Scary stories to tell in the dark
Author Arden Druce must be a fine dancer. She knows good rhythm. And after 21 years in the classroom, she has mastered a flair for putting a catchy beat on the page.
ON HALLOWEEN NIGHT
When it's dark and scary,
Who can swoop through the air
With a swish and a flurry?
"I CAN," SAID THE WITCH

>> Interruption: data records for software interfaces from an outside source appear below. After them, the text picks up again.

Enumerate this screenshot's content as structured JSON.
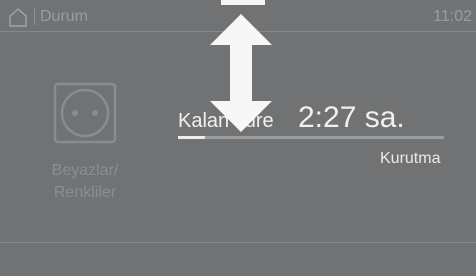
{
  "status_bar": {
    "title": "Durum",
    "time": "11:02"
  },
  "program": {
    "label": "Beyazlar/\nRenkliler",
    "icon": "socket-icon"
  },
  "remaining": {
    "label": "Kalan süre",
    "value": "2:27 sa.",
    "progress_fraction": 0.1
  },
  "phase": "Kurutma",
  "overlay": {
    "icon": "up-down-arrow-icon",
    "handle_icon": "drag-handle-icon"
  },
  "colors": {
    "background": "#707274",
    "text_primary": "#f0f0f0",
    "text_muted": "#8c8e90"
  }
}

And so the pattern is set for each of the traditional symbols kids have come to love and fear about Halloween, including a floppy scarecrow, a jack-o-lantern with a crooked smile, a big-eyed owl and more. But none are too scary, really. Even the witch, complete with broom and scraggly hair, has a sweet smile and looks a lot like your Aunt Edna. The hissing, arch-backed black cat seems to be trying his best to frighten passersby, but you just want to pick him off the page, scratch his furry head and say, Cut it out, Midnight. How about a kitty treat to stop all that noise? The art is that fun.
Illustrator David Wenzel portrays a typical night of trick-or-treat that is spooky, but charming, dark, but full of bright energy. Light from the children's flashlights creates interesting shadows on fences. Details on every page hide secrets and surprises. Most impressive is a transparent ghost (how does he do that with paint, anyway?) who is eerie, yet strikingly beautiful. And the rattling-bones skeleton looks as if he could do a fine Charleston.

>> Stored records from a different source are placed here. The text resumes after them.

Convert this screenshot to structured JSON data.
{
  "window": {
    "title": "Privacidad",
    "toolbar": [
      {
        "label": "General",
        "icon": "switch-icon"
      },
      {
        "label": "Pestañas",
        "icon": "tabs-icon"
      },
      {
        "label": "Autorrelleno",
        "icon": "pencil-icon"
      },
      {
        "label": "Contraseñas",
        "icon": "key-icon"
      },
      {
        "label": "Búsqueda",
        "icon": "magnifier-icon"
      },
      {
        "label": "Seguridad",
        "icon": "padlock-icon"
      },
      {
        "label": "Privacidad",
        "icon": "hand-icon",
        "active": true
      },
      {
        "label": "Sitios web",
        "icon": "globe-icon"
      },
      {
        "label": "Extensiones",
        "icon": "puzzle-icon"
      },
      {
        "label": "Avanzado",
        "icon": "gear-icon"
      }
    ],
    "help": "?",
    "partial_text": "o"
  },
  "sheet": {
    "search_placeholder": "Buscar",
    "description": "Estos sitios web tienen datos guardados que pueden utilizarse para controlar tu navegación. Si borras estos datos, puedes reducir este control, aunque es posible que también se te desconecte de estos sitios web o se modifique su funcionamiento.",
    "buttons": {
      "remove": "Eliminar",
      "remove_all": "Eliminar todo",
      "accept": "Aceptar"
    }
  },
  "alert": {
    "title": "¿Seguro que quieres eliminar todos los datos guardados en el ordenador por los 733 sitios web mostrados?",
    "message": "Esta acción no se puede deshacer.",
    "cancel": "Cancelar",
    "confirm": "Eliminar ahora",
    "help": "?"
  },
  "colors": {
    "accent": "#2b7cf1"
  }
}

All the images work hand in hand with the rhyme, rhythm and repetition that all picture book lovers savor. The added elements that take both the author and the artist to successfully pull off are what this old schoolmarm use to call predicting, context clues and searching for details. With page-turning anticipation, readers and art lovers will enjoy Halloween Night several times before discovering all of the story's secrets. Sure, it's a tale about the scariest night of the year, but it's so fun! Hopefully, this pair will team up again. They seem to have a bookmaking one-upmanship that promises to give us another delightful treat.